Word for word, copy the entire listing below, but do not carry over any pictures.

• • • • • • •

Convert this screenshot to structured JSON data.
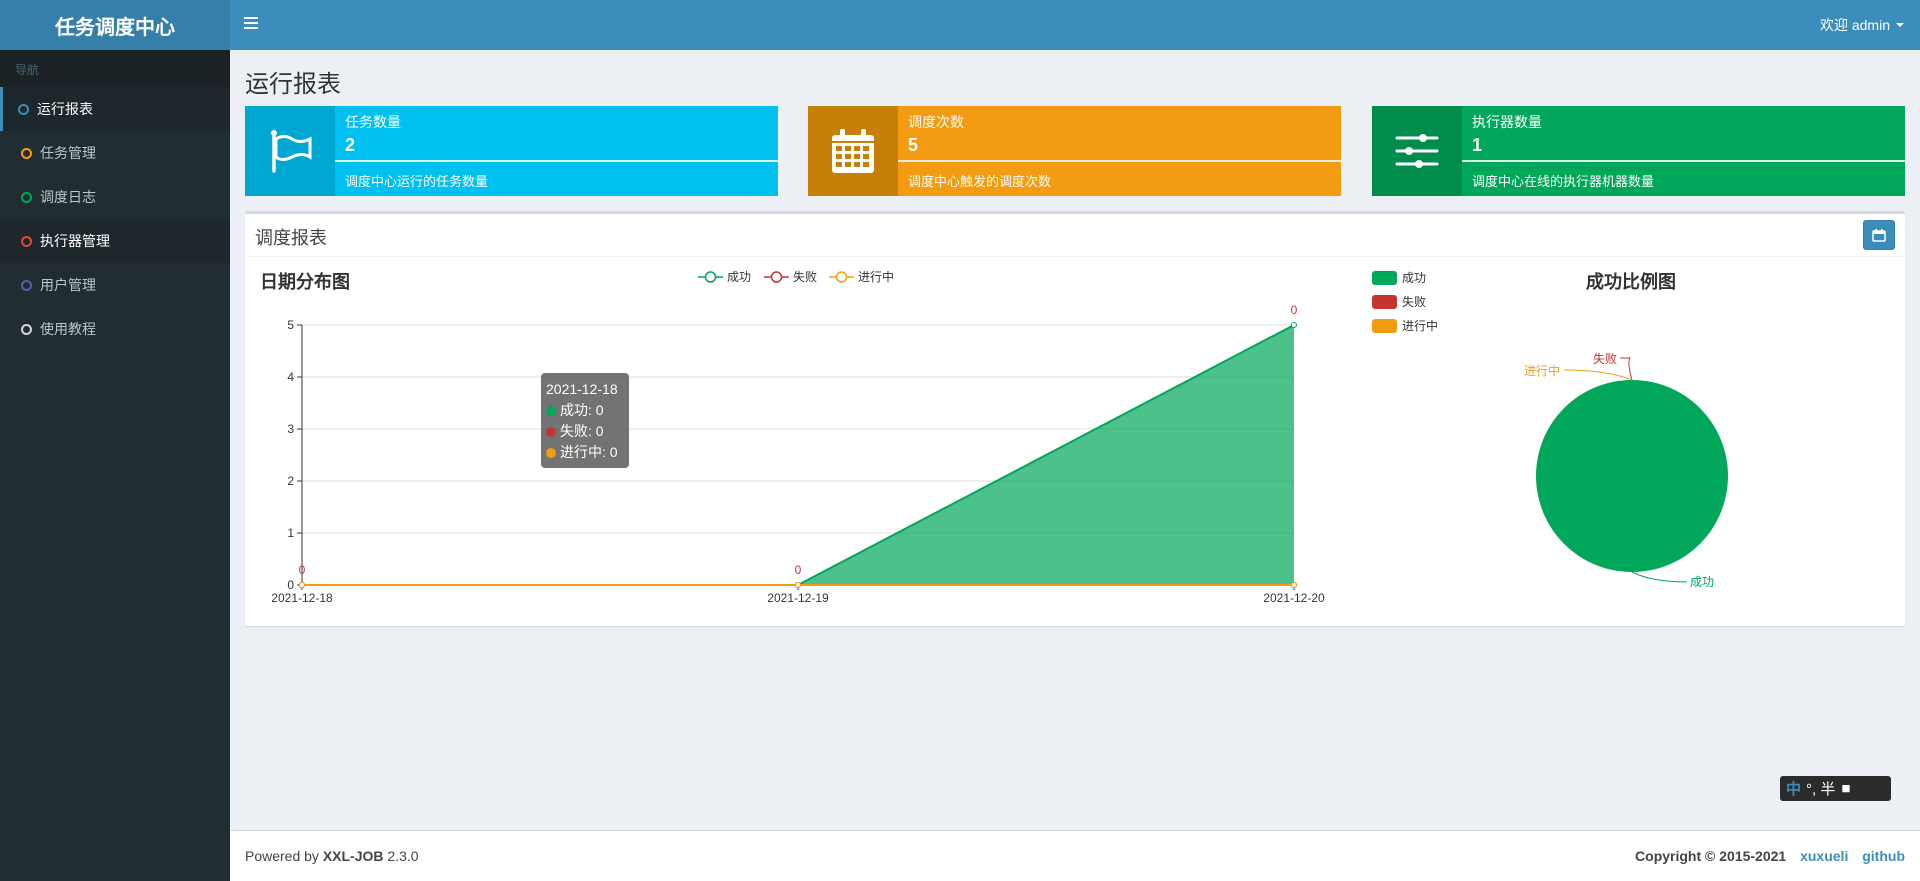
{
  "app": {
    "logo": "任务调度中心"
  },
  "header": {
    "user": "欢迎 admin"
  },
  "sidebar": {
    "header": "导航",
    "items": [
      {
        "label": "运行报表",
        "color": "#3c8dbc"
      },
      {
        "label": "任务管理",
        "color": "#f39c12"
      },
      {
        "label": "调度日志",
        "color": "#00a65a"
      },
      {
        "label": "执行器管理",
        "color": "#dd4b39"
      },
      {
        "label": "用户管理",
        "color": "#605ca8"
      },
      {
        "label": "使用教程",
        "color": "#d2d6de"
      }
    ]
  },
  "page": {
    "title": "运行报表"
  },
  "stats": [
    {
      "label": "任务数量",
      "value": "2",
      "desc": "调度中心运行的任务数量",
      "icon": "flag-icon",
      "color": "#00c0ef",
      "icon_bg": "#00a7d0"
    },
    {
      "label": "调度次数",
      "value": "5",
      "desc": "调度中心触发的调度次数",
      "icon": "calendar-icon",
      "color": "#f39c12",
      "icon_bg": "#c87f0a"
    },
    {
      "label": "执行器数量",
      "value": "1",
      "desc": "调度中心在线的执行器机器数量",
      "icon": "sliders-icon",
      "color": "#00a65a",
      "icon_bg": "#008d4c"
    }
  ],
  "report": {
    "title": "调度报表"
  },
  "line_chart": {
    "title": "日期分布图"
  },
  "pie_chart": {
    "title": "成功比例图"
  },
  "tooltip": {
    "date": "2021-12-18",
    "lines": [
      "成功: 0",
      "失败: 0",
      "进行中: 0"
    ]
  },
  "chart_data": [
    {
      "type": "area",
      "title": "日期分布图",
      "categories": [
        "2021-12-18",
        "2021-12-19",
        "2021-12-20"
      ],
      "ylim": [
        0,
        5
      ],
      "yticks": [
        0,
        1,
        2,
        3,
        4,
        5
      ],
      "legend": "top-center",
      "series": [
        {
          "name": "成功",
          "color": "#00a65a",
          "values": [
            0,
            0,
            5
          ]
        },
        {
          "name": "失败",
          "color": "#c23531",
          "values": [
            0,
            0,
            0
          ]
        },
        {
          "name": "进行中",
          "color": "#f39c12",
          "values": [
            0,
            0,
            0
          ]
        }
      ],
      "data_labels": [
        "0",
        "0",
        "0"
      ]
    },
    {
      "type": "pie",
      "title": "成功比例图",
      "legend": "left",
      "slices": [
        {
          "name": "成功",
          "color": "#00a65a",
          "value": 5
        },
        {
          "name": "失败",
          "color": "#c23531",
          "value": 0
        },
        {
          "name": "进行中",
          "color": "#f39c12",
          "value": 0
        }
      ]
    }
  ],
  "ime": {
    "text": "°, 半"
  },
  "footer": {
    "powered_prefix": "Powered by ",
    "brand": "XXL-JOB",
    "version": " 2.3.0",
    "copyright": "Copyright © 2015-2021",
    "link1": "xuxueli",
    "link2": "github"
  }
}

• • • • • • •

* [Solution to the problem]
Convert this screenshot to structured JSON data.
{
  "app": {
    "logo": "任务调度中心"
  },
  "header": {
    "user": "欢迎 admin"
  },
  "sidebar": {
    "header": "导航",
    "items": [
      {
        "label": "运行报表",
        "color": "#3c8dbc"
      },
      {
        "label": "任务管理",
        "color": "#f39c12"
      },
      {
        "label": "调度日志",
        "color": "#00a65a"
      },
      {
        "label": "执行器管理",
        "color": "#dd4b39"
      },
      {
        "label": "用户管理",
        "color": "#605ca8"
      },
      {
        "label": "使用教程",
        "color": "#d2d6de"
      }
    ]
  },
  "page": {
    "title": "运行报表"
  },
  "stats": [
    {
      "label": "任务数量",
      "value": "2",
      "desc": "调度中心运行的任务数量",
      "icon": "flag-icon",
      "color": "#00c0ef",
      "icon_bg": "#00a7d0"
    },
    {
      "label": "调度次数",
      "value": "5",
      "desc": "调度中心触发的调度次数",
      "icon": "calendar-icon",
      "color": "#f39c12",
      "icon_bg": "#c87f0a"
    },
    {
      "label": "执行器数量",
      "value": "1",
      "desc": "调度中心在线的执行器机器数量",
      "icon": "sliders-icon",
      "color": "#00a65a",
      "icon_bg": "#008d4c"
    }
  ],
  "report": {
    "title": "调度报表"
  },
  "line_chart": {
    "title": "日期分布图"
  },
  "pie_chart": {
    "title": "成功比例图"
  },
  "tooltip": {
    "date": "2021-12-18",
    "lines": [
      "成功: 0",
      "失败: 0",
      "进行中: 0"
    ]
  },
  "chart_data": [
    {
      "type": "area",
      "title": "日期分布图",
      "categories": [
        "2021-12-18",
        "2021-12-19",
        "2021-12-20"
      ],
      "ylim": [
        0,
        5
      ],
      "yticks": [
        0,
        1,
        2,
        3,
        4,
        5
      ],
      "legend": "top-center",
      "series": [
        {
          "name": "成功",
          "color": "#00a65a",
          "values": [
            0,
            0,
            5
          ]
        },
        {
          "name": "失败",
          "color": "#c23531",
          "values": [
            0,
            0,
            0
          ]
        },
        {
          "name": "进行中",
          "color": "#f39c12",
          "values": [
            0,
            0,
            0
          ]
        }
      ],
      "data_labels": [
        "0",
        "0",
        "0"
      ]
    },
    {
      "type": "pie",
      "title": "成功比例图",
      "legend": "left",
      "slices": [
        {
          "name": "成功",
          "color": "#00a65a",
          "value": 5
        },
        {
          "name": "失败",
          "color": "#c23531",
          "value": 0
        },
        {
          "name": "进行中",
          "color": "#f39c12",
          "value": 0
        }
      ]
    }
  ],
  "ime": {
    "text": "°, 半"
  },
  "footer": {
    "powered_prefix": "Powered by ",
    "brand": "XXL-JOB",
    "version": " 2.3.0",
    "copyright": "Copyright © 2015-2021",
    "link1": "xuxueli",
    "link2": "github"
  }
}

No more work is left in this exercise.